tsetse fly

[′set‚sē ‚flī]
(invertebrate zoology)
Any of various South African muscoid flies of the genus Glossina; medically important as vectors of sleeping sickness or trypanosomiasis.

tsetse fly
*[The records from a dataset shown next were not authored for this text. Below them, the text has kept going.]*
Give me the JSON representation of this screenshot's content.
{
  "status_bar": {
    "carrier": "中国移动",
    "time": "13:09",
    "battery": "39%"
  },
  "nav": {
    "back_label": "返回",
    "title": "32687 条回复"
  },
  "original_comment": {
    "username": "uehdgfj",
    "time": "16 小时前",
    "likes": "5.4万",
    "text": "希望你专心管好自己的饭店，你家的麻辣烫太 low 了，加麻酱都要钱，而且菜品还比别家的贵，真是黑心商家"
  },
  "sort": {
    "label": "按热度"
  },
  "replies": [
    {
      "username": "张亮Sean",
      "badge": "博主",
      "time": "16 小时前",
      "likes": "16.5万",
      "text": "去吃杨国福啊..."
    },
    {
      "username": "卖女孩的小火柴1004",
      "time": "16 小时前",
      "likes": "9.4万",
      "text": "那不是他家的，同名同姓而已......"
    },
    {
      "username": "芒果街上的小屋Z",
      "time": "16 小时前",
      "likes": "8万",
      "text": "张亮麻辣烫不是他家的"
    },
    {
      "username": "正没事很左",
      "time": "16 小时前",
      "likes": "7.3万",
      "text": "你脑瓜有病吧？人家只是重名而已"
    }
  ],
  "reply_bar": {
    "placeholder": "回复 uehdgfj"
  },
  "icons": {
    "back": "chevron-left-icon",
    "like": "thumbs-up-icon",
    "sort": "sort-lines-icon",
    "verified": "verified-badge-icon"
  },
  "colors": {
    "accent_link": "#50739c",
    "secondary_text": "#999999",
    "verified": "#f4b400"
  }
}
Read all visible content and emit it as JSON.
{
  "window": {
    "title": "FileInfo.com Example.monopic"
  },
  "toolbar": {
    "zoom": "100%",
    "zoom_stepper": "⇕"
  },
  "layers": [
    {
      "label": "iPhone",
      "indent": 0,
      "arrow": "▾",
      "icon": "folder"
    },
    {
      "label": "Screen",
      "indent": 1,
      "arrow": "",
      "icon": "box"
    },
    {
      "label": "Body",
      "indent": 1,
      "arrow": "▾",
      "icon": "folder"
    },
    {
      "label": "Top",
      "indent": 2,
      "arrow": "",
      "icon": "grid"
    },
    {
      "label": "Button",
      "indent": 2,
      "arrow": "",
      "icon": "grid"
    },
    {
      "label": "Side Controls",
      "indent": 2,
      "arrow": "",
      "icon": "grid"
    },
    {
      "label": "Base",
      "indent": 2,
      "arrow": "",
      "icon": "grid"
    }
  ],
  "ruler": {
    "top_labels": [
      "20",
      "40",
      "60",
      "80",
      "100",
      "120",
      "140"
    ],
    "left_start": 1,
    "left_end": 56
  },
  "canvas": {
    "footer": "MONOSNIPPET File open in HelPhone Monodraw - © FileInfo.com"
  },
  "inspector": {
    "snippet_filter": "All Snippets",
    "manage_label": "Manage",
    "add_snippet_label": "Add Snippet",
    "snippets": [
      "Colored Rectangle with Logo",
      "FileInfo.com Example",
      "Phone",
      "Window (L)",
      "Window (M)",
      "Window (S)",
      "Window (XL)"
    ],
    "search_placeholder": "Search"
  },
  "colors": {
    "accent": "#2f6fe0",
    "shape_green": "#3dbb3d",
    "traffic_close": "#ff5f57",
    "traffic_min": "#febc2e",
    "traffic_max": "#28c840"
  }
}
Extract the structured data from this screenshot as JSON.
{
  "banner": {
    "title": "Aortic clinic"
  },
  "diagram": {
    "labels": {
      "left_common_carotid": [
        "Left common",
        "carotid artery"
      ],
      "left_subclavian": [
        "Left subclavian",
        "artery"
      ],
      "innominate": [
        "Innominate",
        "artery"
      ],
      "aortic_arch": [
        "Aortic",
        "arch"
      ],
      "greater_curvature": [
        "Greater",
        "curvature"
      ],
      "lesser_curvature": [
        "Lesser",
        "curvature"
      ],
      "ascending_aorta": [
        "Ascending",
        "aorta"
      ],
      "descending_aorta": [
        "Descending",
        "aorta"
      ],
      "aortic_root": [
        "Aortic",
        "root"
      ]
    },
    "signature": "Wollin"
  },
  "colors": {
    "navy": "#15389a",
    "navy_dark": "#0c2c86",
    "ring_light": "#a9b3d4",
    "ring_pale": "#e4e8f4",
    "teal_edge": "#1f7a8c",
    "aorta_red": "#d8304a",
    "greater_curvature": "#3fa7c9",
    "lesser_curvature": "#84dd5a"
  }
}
, tzetze fly
any of various bloodsucking African dipterous flies of the genus Glossina, which transmit the pathogens of various diseases: family Muscidae
References in periodicals archive ?
This implies that all solutions of the human and tsetse fly population are contained in the region D and are nonnegative; this guarantees that the positive invariant region for system (6) exists and is given by
As there is no prophylactic vaccine or drug, therefore prevention and control mainly depends upon decreasing the reservoir; searching for, isolating and treating patients with the disease; controlling the tsetse fly vector by traps or screens, usage of insecticides and insect repellents, avoiding contact with bushes, wearing long sleeved shirts and paints.
Before I get to the tsetse fly, let me briefly review the relationship between sickle hemoglobin and malaria, which is often used to explain heterozygous advantage.
Principles of Area-wide integrated tsetse fly control using the sterile insect technique.
East African sleeping sickness is caused by Trypanosoma brucei rhodesiense and is transmitted by the bite of the tsetse fly (genus Glossina morsitans)[1].
Trypanosoma brucei, the causative agent of African sleeping sickness (African trypanosomiasais), is a single celled eukaryotic pathogen which uses the tsetse fly as its insect vector.
Both are transmitted by the bite of the tsetse fly only found in Africa and described as a gray-brown insect about the size of a honeybee.
He gave a history of multiple tsetse fly bites but did not have a chancre.
The latest grant to the School of Tropical Medicine from the Gates Foundation follows on from pounds 25.45m (EUR50m) received in 2005, and another pounds 2.04m (EUR4m) for research into the tsetse fly.
A ZIMBABWE, like many African / countries, was plagued by tsetse fly which spreads potentially fatal sleeping sickness in humans and a similar disease in cattle.